Given the importance of his position, the fact that Barcelona have not yet lined up a replacement for him is beyond comprehension. There are no standouts in the youth academy or current squad that fit his profile (most fill other midfield roles), so naturally, Barça have to look elsewhere. Then again, replacing Sergio Busquets was never going to be an easy task.
A Temporary Fix?
One of Barça’s looming problems over the past few seasons has been the lack of a sporting project, one that acts as a blueprint for everything the club does. Countless players have been brought in to fill in squad deficiencies temporarily, and many more have failed to live up to expectations. While Alaba would admittedly be a temporary fix, there is no better alternative on the market or club to fill in Busquets’ role. He is the perfect fit for Barça in that role and others and will lube the transition into the new era with ease.
As aforementioned, Alaba has all the attributes necessary to be Barcelona’s next number 6. He would be 29 at the start of next season but could still offer a few seasons at a high level, at least until a long-term replacement is found.
Defensively, Alaba makes up for lack of brute tackling with a cerebral reading of the game and expert positioning.
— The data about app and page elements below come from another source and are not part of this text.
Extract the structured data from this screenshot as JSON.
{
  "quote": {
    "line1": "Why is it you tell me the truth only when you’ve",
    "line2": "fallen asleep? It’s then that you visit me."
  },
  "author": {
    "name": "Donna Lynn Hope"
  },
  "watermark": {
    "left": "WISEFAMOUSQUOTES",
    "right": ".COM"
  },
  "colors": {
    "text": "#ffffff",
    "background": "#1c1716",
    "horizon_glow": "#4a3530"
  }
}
In this season’s Bundesliga, he is averaging 2.04 tackles plus interceptions per game. He would also bring much-needed energy and the physical attributes necessary to pressing and closing down opponents. This would do wonders for a Barça team who need to amp up their intensity.
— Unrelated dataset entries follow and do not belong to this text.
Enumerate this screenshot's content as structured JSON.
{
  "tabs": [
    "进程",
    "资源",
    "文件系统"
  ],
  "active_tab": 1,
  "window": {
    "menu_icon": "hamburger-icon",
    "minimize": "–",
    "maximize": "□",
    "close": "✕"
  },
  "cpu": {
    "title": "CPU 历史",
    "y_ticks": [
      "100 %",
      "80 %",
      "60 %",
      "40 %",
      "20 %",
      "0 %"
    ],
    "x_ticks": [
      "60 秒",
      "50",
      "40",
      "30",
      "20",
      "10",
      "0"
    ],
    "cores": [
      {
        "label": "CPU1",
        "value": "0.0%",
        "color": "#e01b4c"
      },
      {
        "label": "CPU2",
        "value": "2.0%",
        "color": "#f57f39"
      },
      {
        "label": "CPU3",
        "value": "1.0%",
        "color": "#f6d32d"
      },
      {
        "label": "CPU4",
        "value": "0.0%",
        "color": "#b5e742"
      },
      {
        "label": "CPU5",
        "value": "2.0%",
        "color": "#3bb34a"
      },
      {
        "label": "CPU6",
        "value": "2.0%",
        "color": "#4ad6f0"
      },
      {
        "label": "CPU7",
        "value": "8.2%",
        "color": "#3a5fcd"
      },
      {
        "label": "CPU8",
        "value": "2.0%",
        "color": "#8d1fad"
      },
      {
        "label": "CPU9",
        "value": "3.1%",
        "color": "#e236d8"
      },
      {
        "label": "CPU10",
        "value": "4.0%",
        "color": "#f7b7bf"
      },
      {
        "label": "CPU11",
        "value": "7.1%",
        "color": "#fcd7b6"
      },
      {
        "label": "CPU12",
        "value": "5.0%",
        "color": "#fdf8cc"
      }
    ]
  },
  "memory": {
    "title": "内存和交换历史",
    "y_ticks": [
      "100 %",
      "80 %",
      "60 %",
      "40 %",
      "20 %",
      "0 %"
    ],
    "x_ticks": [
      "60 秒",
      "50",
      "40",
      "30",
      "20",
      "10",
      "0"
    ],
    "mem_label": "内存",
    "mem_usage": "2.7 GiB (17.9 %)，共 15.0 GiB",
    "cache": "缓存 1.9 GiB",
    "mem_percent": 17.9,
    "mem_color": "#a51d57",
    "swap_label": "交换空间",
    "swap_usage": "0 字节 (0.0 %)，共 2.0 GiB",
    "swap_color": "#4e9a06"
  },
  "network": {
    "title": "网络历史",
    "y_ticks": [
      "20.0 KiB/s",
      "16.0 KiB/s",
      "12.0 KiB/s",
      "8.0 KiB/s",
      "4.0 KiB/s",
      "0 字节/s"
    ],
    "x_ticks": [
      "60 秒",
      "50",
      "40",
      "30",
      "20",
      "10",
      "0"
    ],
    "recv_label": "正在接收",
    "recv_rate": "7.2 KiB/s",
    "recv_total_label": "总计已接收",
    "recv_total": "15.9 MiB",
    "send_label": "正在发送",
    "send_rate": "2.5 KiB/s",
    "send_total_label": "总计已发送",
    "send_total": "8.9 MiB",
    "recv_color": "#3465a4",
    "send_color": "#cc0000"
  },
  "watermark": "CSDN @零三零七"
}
When building up from the back, Alaba can naturally slot in between the two centre-backs, much like Busquets has throughout his career, providing cover for marauding full-backs and an outlet into midfield, whether through passes or ball carries.
Offensively, his passing, whether short or long, balls, composure, and vision would serve the team immensely well. His tactical intelligence would also see him fit right into the squad. Among the top five centre-backs in the Bundesliga, Alaba is in at least the 96th percentile (per 90 minutes) of various stats: passes into the final third (8.68), passes into the penalty area (1.10), progressive passes (6.59), progressive carries (7.21), and progressive carrying distance (225.21 yards).
These stats are extremely telling. He’s leagues ahead of most centre-backs in terms of ball-playing and is an elite distributor of the ball. That, paired with his on-the-ball ability and defensive acumen, make it perfect for him to move higher up the pitch and slot in at centre defensive mid.
At Barça, Alaba can form the base of a midfield trio with Frenkie de Jong and Pedri, with Sergio Busquets, Riqui Puig, and Illaix Moriba coming off the bench, to name a few. That trio’s potential combination of composure, vision, and quality on both sides of the ball would surely do wonders.
A Sinking Ship
The Catalans need a lot in order to get back to competing at the highest level. Holes on and off the pitch are growing larger by the day, and plugging them in with ill-informed transfers won’t help. On the other hand, if David Alaba is brought in with the clear intention of making him the starting defensive midfielder, even for only a few seasons, while slowly phasing Busquets out, the team would greatly benefit from it. Furthermore, his versatility could see him slot into a myriad of other positions if needed.
His salary demands are reportedly high, but the quality he would bring is unparalleled, especially given the scarcity of players Barça can target for the number 6 position. He is a player tailor-made for the Camp Nou. Additionally, if the Catalan giants lose heavy-earners like Philippe Coutinho, Samuel Umtiti, and maybe Antoine Griezmann/Ousmane Dembele, fitting the Austrian in will be far from complicated. Not to mention how much space Messi’s departure could open up.
With the right moves, this sinking ship can slowly but surely stay afloat and get back to ruling the high seas.